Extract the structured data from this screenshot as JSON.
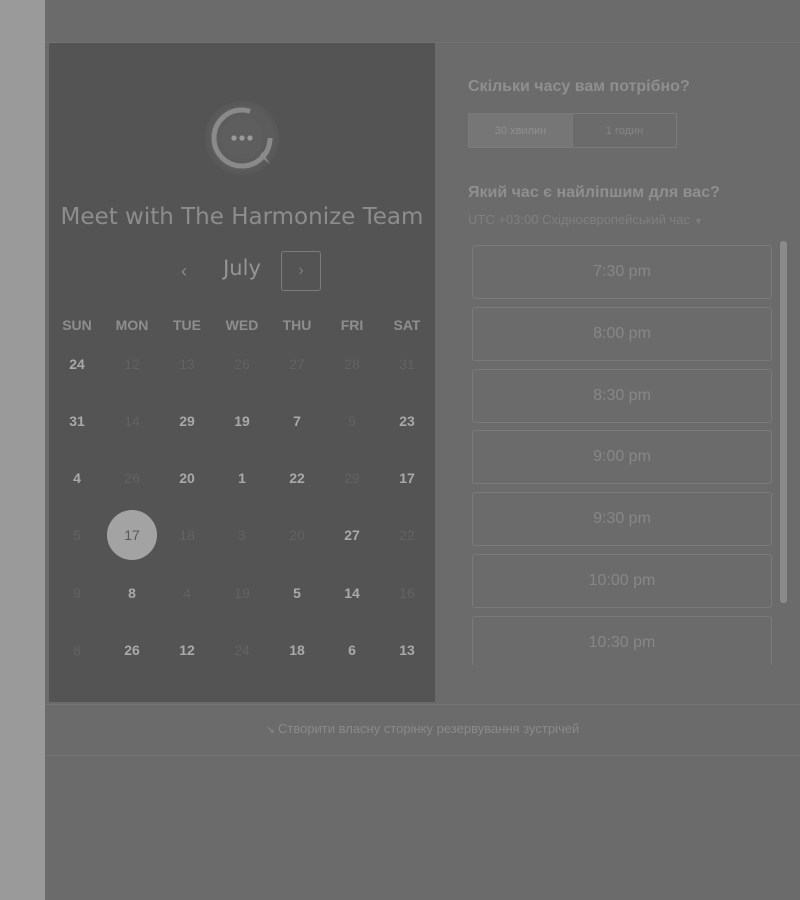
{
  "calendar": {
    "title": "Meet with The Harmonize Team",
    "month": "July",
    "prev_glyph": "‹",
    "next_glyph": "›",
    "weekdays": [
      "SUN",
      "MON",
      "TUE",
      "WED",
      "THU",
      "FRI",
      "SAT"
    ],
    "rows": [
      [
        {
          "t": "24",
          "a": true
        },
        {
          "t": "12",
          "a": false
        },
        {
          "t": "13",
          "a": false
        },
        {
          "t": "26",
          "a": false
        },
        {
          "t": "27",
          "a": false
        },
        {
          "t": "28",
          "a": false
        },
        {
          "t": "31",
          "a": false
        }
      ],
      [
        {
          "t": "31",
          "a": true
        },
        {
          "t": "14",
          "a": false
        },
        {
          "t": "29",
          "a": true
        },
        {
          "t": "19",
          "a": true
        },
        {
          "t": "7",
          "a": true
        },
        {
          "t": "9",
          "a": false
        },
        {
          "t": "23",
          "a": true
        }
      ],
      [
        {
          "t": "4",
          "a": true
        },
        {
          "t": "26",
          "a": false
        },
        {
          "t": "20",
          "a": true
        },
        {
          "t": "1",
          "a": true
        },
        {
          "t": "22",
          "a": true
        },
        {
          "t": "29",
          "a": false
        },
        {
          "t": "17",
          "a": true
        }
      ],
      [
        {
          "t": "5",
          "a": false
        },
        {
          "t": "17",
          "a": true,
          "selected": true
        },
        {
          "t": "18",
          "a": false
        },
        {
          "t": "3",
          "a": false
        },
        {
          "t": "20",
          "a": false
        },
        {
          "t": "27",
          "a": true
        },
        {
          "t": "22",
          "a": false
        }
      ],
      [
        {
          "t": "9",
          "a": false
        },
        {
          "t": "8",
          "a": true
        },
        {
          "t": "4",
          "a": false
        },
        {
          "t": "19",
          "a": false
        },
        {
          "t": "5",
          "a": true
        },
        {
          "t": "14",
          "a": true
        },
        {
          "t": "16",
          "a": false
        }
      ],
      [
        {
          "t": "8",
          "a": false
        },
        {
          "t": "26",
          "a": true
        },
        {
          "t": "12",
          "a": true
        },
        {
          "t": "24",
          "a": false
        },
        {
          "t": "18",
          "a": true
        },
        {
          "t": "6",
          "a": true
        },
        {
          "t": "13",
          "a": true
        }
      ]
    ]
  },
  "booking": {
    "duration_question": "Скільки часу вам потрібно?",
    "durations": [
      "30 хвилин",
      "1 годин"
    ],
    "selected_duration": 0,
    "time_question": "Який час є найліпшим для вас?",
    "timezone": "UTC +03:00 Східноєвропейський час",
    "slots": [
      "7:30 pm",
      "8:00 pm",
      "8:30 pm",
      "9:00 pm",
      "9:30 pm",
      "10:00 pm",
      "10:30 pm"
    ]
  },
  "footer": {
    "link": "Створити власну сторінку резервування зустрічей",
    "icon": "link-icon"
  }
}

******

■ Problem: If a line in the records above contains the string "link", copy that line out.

■ Response for this exercise:
    "link": "Створити власну сторінку резервування зустрічей",
    "icon": "link-icon"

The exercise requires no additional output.